Web page and app entries
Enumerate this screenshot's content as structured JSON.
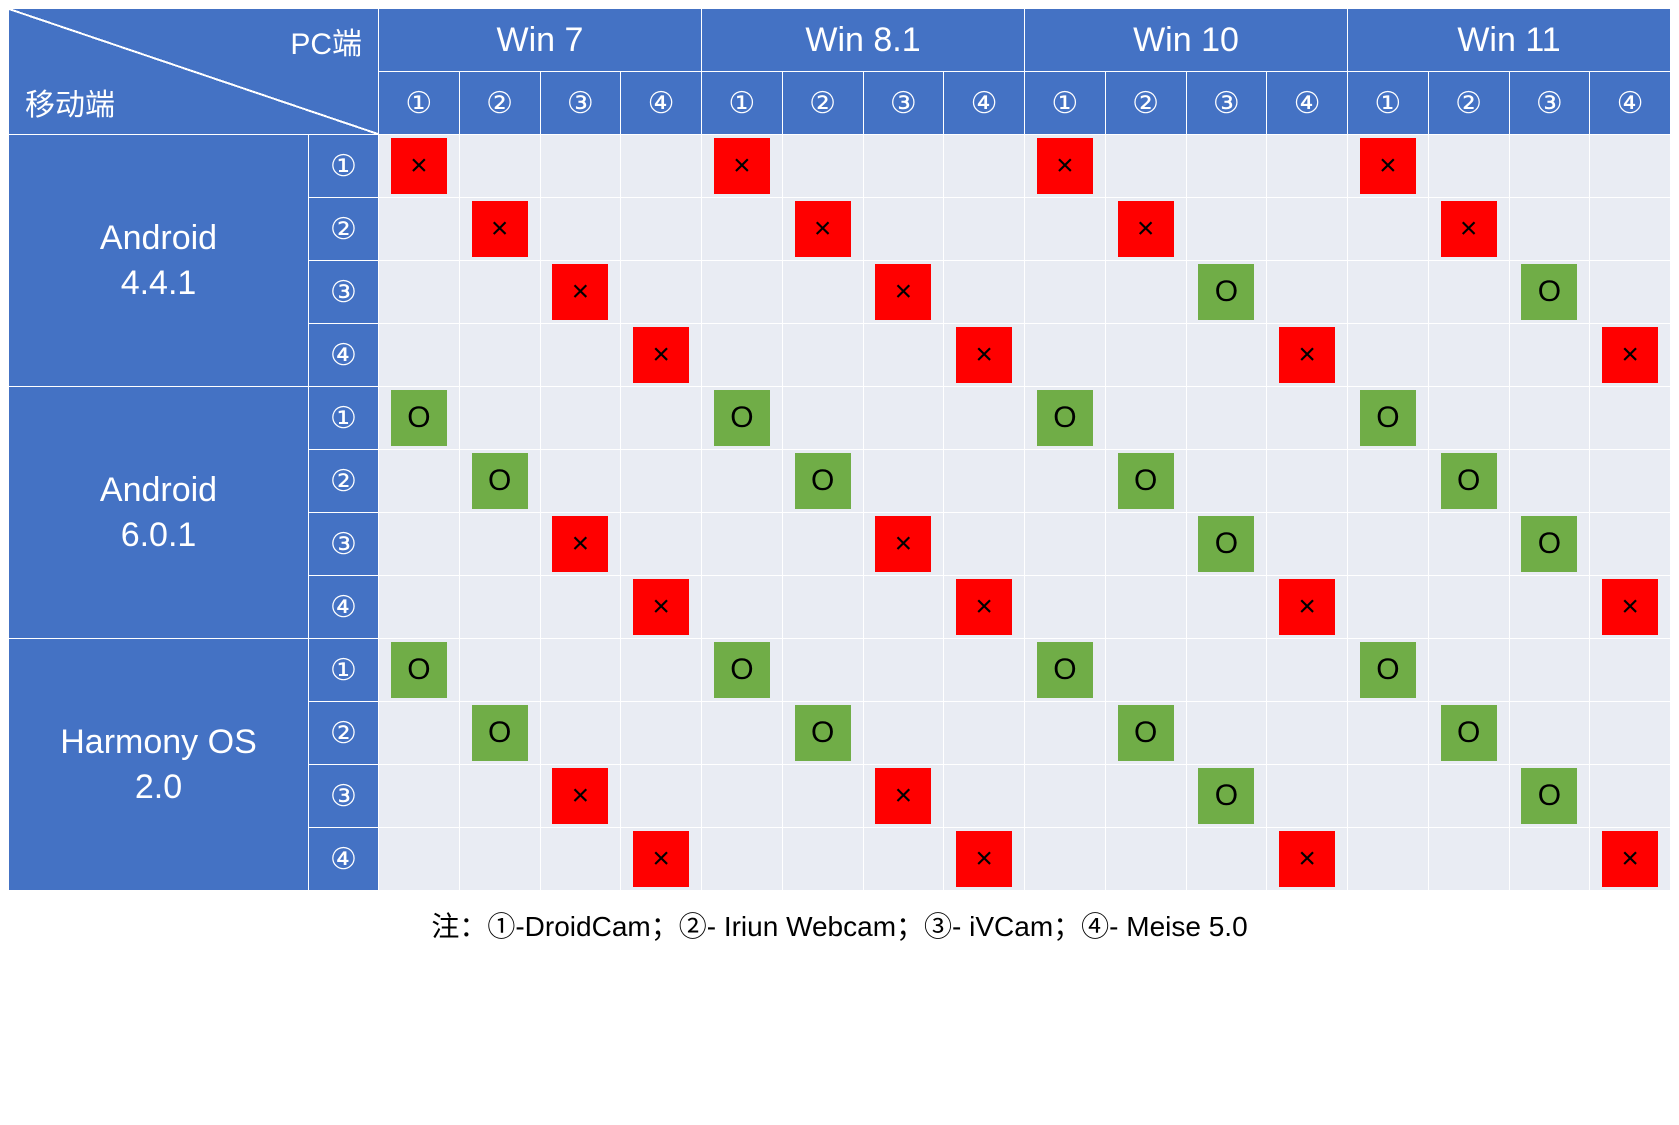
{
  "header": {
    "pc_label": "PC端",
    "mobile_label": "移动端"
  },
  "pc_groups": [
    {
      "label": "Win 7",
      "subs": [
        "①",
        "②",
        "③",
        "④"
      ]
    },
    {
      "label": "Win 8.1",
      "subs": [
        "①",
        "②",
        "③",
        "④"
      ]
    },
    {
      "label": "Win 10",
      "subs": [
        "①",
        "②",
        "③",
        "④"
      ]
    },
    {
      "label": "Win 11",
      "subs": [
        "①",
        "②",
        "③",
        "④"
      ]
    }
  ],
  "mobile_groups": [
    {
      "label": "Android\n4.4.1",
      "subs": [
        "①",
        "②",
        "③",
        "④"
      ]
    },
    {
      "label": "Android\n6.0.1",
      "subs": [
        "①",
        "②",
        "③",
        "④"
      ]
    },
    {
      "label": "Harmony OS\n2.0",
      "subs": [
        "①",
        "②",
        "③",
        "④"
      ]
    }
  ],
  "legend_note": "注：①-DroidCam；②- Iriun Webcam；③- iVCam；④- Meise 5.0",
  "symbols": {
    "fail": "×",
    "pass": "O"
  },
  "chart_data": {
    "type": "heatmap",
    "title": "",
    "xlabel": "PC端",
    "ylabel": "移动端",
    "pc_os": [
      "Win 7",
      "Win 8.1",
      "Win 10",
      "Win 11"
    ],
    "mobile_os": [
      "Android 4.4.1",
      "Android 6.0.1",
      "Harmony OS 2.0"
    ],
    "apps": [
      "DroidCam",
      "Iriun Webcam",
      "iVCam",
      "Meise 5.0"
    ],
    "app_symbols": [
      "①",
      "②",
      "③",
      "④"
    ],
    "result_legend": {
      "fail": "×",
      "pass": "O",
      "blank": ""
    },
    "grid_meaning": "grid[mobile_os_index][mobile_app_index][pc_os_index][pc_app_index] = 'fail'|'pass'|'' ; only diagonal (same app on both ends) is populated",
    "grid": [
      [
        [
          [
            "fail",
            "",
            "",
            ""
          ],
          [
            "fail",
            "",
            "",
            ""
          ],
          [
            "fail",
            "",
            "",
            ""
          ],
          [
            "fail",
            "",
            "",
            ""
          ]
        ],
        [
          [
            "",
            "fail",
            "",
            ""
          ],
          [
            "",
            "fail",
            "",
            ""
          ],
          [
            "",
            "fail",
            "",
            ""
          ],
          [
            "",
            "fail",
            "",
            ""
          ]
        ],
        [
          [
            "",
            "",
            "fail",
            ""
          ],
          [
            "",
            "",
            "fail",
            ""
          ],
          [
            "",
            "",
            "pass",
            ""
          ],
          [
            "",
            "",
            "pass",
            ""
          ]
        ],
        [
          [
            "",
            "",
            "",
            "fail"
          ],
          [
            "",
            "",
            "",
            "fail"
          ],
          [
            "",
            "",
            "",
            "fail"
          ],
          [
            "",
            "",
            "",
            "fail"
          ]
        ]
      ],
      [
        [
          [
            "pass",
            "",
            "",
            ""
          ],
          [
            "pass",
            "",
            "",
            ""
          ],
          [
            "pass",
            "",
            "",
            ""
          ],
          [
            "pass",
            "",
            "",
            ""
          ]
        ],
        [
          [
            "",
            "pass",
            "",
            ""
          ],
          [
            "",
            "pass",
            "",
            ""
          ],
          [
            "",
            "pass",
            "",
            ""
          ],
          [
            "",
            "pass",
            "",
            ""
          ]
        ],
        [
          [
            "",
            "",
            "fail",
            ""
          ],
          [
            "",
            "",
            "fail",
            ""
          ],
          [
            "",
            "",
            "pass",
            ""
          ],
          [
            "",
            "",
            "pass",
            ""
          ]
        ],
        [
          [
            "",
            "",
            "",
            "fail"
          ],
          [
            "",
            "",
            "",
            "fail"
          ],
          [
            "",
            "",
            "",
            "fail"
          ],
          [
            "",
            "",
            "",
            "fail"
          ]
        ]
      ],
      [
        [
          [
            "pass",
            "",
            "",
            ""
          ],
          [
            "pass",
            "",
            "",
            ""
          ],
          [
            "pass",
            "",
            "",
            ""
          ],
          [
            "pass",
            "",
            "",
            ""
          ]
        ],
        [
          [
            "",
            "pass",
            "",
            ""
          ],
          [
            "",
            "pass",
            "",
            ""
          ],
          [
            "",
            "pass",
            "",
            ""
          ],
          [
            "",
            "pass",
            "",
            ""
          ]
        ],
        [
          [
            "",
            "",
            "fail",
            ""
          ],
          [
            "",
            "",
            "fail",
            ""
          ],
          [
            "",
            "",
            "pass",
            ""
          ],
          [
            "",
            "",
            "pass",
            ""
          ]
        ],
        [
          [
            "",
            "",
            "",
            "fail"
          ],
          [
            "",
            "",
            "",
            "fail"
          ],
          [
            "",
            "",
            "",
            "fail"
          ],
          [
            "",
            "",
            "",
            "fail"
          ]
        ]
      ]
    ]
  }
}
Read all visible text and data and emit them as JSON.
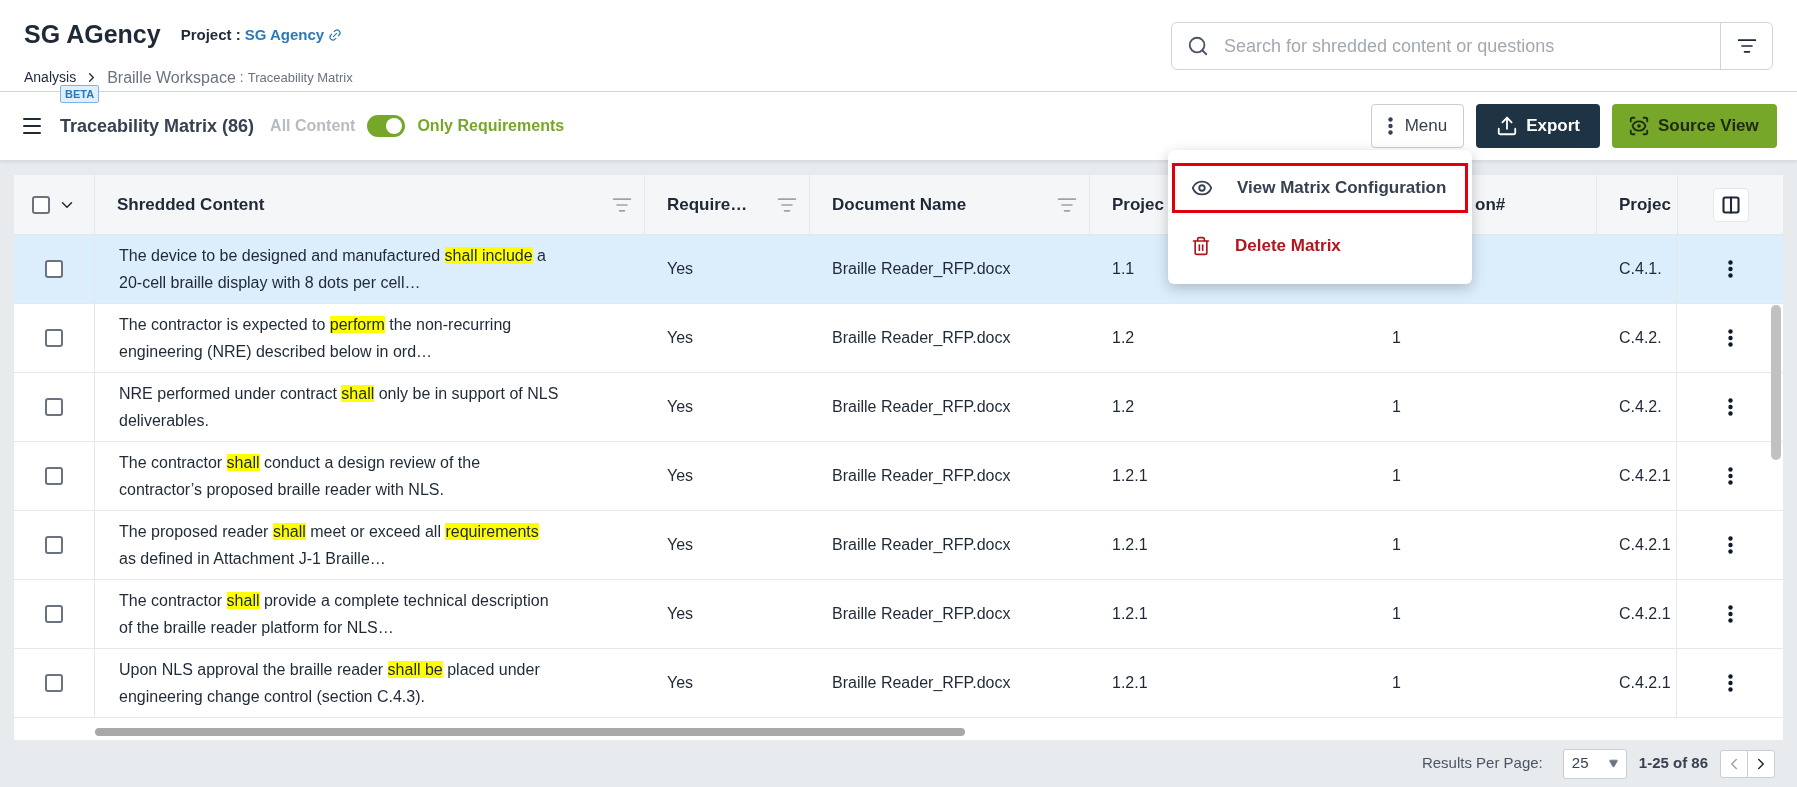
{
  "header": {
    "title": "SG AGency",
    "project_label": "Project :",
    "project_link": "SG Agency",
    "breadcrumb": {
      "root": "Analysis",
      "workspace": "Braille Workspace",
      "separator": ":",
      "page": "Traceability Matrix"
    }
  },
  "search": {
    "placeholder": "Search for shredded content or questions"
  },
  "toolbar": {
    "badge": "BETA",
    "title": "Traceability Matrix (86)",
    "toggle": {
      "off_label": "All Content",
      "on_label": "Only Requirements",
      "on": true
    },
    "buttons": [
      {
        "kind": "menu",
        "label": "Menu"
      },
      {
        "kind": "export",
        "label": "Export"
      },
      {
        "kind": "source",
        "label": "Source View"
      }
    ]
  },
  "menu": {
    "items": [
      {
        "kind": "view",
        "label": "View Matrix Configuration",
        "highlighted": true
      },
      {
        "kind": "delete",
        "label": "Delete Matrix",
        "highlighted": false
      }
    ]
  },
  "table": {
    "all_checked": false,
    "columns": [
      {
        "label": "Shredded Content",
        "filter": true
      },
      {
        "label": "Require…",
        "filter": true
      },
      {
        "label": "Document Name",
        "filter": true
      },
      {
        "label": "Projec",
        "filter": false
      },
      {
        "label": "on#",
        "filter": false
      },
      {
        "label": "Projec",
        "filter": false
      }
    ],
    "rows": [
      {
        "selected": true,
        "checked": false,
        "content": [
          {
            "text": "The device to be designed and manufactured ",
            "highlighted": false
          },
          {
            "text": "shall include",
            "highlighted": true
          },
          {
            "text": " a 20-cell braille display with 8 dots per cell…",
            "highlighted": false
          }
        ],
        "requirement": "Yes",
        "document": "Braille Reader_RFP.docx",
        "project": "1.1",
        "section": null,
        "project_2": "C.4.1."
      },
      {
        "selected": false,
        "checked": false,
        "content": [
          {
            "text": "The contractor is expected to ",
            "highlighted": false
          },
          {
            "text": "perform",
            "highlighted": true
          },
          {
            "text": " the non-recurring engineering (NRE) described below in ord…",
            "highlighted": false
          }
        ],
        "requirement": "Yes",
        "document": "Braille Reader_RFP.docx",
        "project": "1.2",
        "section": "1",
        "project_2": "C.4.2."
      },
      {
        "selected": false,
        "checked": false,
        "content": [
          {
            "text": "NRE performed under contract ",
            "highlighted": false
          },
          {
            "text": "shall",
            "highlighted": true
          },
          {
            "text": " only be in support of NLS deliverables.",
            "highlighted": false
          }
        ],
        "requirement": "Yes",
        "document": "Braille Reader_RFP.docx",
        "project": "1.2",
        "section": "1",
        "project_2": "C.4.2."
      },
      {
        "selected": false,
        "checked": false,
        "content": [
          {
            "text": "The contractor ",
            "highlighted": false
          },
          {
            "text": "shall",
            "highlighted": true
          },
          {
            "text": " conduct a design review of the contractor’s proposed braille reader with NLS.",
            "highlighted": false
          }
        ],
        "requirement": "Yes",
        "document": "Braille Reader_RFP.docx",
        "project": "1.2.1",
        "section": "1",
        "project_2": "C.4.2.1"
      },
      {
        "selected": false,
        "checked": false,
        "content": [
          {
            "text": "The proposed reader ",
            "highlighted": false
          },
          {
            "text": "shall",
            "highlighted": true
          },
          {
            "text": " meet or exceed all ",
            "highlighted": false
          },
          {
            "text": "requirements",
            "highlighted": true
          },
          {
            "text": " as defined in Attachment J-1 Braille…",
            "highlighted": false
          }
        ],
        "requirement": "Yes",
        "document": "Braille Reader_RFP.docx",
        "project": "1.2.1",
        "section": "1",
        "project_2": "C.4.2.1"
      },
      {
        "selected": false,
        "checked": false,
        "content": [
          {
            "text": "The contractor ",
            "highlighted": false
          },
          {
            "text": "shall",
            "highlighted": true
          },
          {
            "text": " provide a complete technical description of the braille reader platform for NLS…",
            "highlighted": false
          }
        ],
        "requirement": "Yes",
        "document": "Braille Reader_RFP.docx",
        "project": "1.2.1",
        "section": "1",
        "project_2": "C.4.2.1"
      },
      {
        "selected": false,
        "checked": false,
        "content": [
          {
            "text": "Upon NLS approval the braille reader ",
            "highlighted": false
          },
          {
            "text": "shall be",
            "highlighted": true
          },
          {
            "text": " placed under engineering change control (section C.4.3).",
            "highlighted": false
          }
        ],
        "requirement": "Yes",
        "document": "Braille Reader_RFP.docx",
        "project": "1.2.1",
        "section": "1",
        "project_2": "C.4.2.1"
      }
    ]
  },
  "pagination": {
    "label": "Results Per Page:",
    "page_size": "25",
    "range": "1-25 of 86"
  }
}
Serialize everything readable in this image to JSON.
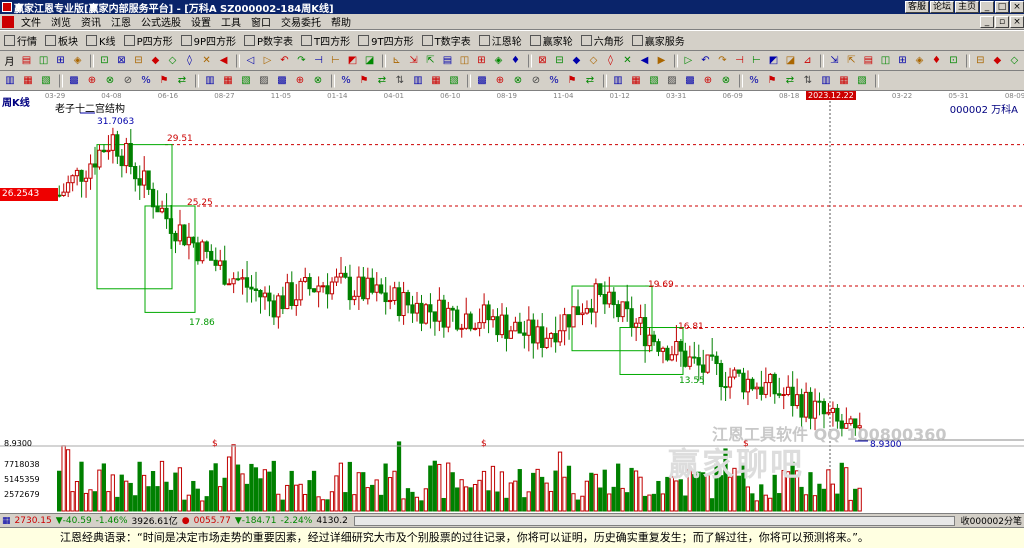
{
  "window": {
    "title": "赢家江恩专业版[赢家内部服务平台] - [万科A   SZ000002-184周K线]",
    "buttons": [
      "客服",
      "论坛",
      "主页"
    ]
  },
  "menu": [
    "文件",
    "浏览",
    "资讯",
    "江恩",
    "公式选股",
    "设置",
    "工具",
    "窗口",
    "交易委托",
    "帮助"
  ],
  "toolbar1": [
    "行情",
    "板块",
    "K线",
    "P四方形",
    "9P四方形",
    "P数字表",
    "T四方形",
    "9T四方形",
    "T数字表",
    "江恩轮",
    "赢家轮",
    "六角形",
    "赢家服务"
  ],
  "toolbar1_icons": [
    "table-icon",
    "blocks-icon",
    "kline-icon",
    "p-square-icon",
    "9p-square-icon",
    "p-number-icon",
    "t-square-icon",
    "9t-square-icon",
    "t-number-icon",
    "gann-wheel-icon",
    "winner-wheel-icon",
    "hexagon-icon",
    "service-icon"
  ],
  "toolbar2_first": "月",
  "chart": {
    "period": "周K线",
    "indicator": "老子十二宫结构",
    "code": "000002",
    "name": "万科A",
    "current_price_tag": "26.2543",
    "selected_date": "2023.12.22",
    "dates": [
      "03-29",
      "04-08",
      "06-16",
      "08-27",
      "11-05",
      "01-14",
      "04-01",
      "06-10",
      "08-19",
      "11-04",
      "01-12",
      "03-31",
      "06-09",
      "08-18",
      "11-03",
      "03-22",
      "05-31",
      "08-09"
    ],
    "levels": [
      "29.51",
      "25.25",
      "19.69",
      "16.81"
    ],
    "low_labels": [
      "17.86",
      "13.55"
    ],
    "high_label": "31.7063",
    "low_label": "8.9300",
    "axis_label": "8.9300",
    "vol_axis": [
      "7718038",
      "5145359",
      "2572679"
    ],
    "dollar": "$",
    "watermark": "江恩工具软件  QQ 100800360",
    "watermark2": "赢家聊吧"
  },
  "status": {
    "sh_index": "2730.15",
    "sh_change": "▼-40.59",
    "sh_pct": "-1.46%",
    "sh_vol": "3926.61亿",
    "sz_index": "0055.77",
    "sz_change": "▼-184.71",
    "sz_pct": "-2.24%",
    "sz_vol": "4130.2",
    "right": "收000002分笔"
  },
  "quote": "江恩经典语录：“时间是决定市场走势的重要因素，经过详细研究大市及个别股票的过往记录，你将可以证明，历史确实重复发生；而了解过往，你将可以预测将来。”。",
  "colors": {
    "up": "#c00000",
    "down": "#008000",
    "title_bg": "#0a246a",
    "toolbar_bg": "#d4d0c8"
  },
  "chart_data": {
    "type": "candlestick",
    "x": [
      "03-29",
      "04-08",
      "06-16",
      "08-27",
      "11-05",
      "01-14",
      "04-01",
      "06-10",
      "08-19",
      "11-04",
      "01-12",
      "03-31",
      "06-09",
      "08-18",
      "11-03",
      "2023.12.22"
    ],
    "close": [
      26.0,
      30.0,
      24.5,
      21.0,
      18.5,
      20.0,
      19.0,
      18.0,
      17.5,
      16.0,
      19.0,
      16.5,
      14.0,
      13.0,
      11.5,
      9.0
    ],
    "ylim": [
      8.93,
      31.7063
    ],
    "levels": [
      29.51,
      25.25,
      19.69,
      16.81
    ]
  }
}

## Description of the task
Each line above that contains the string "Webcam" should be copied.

## Response area
  "legend_note": "注：①-DroidCam；②- Iriun Webcam；③- iVCam；④- Meise 5.0",
      "Iriun Webcam",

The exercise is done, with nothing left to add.